(Dataset records)
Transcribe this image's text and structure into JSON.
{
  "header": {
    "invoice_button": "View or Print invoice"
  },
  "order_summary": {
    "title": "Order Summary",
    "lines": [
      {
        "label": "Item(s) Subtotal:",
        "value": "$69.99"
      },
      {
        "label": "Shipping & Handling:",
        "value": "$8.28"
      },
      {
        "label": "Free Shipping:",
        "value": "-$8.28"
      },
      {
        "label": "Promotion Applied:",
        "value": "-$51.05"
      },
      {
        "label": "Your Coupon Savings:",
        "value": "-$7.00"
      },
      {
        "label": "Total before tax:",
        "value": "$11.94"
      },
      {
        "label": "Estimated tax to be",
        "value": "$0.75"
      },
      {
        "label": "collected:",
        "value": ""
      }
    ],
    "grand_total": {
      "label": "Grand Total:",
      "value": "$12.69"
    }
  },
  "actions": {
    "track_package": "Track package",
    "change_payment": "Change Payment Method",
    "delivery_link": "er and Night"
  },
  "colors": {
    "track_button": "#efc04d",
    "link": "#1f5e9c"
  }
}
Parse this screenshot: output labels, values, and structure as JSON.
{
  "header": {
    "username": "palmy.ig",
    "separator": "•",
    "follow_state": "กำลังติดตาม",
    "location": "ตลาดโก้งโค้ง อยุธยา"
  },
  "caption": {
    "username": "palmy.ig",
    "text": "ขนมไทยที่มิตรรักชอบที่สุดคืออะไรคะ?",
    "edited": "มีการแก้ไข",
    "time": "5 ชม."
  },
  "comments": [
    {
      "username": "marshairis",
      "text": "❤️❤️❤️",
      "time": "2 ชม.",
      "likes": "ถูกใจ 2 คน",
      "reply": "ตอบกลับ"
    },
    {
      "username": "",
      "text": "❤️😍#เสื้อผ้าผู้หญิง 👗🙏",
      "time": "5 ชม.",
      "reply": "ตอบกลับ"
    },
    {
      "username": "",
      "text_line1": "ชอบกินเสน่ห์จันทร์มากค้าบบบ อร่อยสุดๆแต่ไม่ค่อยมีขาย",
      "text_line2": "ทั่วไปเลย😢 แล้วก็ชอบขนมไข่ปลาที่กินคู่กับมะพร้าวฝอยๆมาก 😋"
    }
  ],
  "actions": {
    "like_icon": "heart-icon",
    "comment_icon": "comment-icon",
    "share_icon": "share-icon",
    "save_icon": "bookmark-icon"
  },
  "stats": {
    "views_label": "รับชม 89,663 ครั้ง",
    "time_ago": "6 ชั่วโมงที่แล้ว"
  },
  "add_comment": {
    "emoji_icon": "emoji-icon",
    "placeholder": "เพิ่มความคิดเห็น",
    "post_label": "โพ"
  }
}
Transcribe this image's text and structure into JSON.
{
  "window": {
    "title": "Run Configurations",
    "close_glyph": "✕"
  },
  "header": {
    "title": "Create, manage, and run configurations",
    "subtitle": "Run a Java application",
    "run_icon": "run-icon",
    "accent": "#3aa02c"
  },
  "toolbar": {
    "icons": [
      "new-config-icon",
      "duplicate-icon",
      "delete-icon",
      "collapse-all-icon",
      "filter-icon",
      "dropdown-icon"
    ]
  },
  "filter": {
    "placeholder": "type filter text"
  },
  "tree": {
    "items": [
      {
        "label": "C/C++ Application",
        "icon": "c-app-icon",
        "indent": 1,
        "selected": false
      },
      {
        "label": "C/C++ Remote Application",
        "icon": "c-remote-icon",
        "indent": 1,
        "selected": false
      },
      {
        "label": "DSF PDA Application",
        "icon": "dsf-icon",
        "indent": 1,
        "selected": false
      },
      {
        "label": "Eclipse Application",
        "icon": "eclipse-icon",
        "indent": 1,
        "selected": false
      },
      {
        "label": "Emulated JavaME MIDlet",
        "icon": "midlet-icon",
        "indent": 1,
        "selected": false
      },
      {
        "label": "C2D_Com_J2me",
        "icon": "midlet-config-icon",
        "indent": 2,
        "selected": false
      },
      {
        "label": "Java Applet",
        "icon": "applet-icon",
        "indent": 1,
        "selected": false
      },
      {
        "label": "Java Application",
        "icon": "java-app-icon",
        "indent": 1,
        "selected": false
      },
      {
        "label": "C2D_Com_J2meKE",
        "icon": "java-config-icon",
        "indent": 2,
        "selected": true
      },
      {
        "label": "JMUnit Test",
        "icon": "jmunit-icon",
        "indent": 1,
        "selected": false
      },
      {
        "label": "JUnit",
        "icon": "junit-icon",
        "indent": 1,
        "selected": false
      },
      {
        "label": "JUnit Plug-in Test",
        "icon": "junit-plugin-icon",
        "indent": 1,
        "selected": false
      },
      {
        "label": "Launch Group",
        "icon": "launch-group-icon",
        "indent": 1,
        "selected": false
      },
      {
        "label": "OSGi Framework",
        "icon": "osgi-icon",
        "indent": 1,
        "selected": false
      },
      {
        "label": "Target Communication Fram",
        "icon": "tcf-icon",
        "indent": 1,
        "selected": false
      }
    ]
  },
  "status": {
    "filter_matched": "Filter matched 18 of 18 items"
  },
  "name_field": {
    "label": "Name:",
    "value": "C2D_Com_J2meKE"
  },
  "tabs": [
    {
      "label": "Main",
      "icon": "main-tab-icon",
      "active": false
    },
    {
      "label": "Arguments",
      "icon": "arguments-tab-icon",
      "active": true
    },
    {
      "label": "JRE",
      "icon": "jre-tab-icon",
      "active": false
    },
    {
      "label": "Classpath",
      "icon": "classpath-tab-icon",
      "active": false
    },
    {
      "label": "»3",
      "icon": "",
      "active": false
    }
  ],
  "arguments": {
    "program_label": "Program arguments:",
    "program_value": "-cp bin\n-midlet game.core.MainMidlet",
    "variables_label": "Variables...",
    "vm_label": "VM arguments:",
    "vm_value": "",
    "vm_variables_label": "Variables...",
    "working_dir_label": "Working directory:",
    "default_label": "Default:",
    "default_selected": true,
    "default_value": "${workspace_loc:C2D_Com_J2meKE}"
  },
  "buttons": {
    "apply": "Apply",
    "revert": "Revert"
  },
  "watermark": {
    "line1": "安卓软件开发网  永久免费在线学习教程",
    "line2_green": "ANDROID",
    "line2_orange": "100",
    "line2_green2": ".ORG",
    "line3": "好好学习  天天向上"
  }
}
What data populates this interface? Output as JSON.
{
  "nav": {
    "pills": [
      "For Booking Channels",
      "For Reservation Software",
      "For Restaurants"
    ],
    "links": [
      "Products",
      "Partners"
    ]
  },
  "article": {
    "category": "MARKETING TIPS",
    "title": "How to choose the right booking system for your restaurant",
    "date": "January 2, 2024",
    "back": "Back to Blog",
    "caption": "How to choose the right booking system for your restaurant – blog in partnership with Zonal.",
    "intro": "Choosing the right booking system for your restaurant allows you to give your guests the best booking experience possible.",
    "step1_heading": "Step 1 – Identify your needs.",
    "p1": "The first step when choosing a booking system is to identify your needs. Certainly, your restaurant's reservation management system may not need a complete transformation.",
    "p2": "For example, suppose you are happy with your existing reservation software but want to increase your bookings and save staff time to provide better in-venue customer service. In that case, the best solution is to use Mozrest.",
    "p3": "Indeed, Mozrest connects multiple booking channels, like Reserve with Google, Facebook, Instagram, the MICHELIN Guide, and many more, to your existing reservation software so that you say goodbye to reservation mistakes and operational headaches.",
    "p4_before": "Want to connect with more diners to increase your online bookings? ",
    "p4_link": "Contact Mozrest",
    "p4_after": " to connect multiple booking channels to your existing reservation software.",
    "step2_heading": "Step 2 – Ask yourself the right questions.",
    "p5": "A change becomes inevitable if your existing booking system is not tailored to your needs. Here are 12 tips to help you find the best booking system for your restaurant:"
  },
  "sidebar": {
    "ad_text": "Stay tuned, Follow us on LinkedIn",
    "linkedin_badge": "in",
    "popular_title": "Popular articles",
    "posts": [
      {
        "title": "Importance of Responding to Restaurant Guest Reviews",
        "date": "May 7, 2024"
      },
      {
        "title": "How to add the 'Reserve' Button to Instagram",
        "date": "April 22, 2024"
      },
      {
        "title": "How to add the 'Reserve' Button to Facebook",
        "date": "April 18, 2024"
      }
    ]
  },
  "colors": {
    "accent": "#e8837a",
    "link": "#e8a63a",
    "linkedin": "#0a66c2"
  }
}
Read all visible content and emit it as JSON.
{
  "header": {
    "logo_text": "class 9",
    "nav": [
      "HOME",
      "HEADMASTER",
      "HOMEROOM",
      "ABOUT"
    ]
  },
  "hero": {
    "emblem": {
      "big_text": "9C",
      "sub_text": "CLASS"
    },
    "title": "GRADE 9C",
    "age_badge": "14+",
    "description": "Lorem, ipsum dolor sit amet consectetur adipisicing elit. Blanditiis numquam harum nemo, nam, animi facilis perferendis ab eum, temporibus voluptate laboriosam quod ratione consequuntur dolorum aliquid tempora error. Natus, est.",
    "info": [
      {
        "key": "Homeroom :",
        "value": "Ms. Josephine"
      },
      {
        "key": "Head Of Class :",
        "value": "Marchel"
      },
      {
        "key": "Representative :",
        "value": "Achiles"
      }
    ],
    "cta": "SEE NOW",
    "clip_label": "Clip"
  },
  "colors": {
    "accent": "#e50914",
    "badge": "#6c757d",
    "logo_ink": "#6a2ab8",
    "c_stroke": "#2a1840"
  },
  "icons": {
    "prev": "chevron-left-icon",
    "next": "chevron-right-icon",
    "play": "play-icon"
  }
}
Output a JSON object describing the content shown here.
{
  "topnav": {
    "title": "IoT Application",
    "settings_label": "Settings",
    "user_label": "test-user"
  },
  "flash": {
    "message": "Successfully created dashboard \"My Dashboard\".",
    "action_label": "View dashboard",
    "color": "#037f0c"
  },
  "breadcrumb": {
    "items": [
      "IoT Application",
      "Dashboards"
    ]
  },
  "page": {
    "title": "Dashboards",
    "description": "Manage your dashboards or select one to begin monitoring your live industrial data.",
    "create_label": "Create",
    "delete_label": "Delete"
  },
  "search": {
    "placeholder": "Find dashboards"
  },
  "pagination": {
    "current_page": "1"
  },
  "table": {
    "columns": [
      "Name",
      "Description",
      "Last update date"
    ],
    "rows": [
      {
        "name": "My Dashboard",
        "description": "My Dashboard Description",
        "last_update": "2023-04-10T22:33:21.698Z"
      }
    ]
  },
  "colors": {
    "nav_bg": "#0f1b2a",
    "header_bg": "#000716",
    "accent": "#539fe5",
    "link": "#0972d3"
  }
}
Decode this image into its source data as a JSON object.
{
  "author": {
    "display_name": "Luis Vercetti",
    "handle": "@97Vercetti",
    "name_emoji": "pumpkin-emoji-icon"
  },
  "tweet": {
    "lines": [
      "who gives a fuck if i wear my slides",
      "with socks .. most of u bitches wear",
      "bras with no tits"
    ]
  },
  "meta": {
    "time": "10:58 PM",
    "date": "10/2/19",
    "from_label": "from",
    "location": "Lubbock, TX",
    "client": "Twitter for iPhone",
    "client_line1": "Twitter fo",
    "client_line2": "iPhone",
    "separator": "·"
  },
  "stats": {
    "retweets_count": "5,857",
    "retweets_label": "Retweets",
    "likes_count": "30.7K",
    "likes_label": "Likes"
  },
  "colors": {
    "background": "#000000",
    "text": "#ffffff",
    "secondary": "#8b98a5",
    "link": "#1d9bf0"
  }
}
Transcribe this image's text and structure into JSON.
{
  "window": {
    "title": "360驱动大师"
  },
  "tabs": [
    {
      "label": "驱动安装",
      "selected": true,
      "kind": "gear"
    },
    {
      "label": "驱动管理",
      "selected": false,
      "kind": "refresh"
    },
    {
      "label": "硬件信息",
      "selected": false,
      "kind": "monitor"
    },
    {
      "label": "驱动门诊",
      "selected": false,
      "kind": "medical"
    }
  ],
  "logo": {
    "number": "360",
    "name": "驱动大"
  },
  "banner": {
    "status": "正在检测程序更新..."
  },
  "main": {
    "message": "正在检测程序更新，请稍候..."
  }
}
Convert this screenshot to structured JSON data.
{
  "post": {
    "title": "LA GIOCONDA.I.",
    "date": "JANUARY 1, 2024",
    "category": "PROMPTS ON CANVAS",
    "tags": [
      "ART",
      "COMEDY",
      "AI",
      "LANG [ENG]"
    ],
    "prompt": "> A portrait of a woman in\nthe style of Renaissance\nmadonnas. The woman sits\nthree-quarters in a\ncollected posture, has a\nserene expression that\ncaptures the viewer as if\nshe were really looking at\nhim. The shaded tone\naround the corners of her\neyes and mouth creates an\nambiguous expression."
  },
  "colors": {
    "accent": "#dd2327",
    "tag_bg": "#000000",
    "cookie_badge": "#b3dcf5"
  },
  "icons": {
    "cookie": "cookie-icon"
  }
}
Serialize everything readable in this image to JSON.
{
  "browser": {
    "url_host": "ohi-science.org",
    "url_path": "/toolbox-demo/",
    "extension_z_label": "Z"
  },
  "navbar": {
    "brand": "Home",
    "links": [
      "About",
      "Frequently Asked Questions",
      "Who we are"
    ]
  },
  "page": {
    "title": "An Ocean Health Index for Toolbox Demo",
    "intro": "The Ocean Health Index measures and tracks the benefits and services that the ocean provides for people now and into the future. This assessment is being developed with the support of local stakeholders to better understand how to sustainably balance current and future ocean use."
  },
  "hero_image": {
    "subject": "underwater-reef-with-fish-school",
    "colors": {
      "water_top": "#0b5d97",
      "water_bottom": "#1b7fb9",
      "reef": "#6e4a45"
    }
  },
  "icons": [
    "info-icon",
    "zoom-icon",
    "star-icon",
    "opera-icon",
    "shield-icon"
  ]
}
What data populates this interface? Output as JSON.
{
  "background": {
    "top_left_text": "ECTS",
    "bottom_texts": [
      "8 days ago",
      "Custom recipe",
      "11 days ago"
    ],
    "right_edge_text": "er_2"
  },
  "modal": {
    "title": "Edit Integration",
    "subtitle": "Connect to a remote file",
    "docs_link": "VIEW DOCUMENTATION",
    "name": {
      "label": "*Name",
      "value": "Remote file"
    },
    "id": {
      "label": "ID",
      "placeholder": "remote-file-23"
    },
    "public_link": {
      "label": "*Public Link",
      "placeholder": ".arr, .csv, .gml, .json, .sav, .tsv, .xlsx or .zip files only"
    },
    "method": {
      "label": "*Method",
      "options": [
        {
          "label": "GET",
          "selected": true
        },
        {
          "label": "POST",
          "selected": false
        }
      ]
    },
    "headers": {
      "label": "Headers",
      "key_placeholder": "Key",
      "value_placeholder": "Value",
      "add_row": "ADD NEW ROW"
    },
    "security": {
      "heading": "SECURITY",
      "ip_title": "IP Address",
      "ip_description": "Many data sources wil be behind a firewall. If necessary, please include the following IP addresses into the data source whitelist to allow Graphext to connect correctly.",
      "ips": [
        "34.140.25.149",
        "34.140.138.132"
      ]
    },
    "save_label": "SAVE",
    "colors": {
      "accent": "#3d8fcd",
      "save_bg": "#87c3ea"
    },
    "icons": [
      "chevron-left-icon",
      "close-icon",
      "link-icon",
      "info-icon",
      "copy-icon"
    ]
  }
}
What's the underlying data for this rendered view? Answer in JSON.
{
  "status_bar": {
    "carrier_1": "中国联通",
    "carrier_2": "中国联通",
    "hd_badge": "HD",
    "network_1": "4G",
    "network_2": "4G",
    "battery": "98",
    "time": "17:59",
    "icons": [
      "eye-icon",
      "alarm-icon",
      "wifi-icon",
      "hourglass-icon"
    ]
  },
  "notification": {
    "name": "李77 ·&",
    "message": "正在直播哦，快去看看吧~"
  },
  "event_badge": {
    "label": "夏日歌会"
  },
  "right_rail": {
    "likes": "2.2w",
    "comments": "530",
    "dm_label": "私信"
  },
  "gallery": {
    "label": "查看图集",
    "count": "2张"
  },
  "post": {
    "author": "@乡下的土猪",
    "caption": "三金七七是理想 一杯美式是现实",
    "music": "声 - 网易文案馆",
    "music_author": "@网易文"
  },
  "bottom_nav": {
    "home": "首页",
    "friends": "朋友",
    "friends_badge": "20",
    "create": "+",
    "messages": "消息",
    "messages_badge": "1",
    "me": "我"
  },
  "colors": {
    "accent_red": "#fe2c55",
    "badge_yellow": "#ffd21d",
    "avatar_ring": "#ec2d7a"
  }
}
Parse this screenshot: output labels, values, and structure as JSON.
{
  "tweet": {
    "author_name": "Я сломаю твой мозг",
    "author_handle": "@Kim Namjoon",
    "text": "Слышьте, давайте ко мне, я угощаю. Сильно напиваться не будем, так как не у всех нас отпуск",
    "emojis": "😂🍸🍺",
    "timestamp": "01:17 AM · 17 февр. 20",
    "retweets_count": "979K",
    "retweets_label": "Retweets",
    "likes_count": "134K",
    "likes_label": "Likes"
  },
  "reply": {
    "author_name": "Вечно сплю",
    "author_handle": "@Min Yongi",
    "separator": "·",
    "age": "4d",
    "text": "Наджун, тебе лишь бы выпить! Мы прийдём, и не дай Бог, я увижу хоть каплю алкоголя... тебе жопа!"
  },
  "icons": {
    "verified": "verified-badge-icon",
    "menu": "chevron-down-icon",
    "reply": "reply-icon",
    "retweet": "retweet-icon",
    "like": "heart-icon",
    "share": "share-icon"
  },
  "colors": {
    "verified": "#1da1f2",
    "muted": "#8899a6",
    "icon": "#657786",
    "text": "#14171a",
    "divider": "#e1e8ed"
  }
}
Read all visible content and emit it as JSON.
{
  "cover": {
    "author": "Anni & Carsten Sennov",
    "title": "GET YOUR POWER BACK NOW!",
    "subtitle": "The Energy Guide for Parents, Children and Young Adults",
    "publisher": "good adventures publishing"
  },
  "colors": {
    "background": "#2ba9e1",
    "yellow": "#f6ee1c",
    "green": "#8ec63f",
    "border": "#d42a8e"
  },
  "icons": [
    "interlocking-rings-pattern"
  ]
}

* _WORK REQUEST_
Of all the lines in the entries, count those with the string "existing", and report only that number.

* _YOUR SOLUTION_
4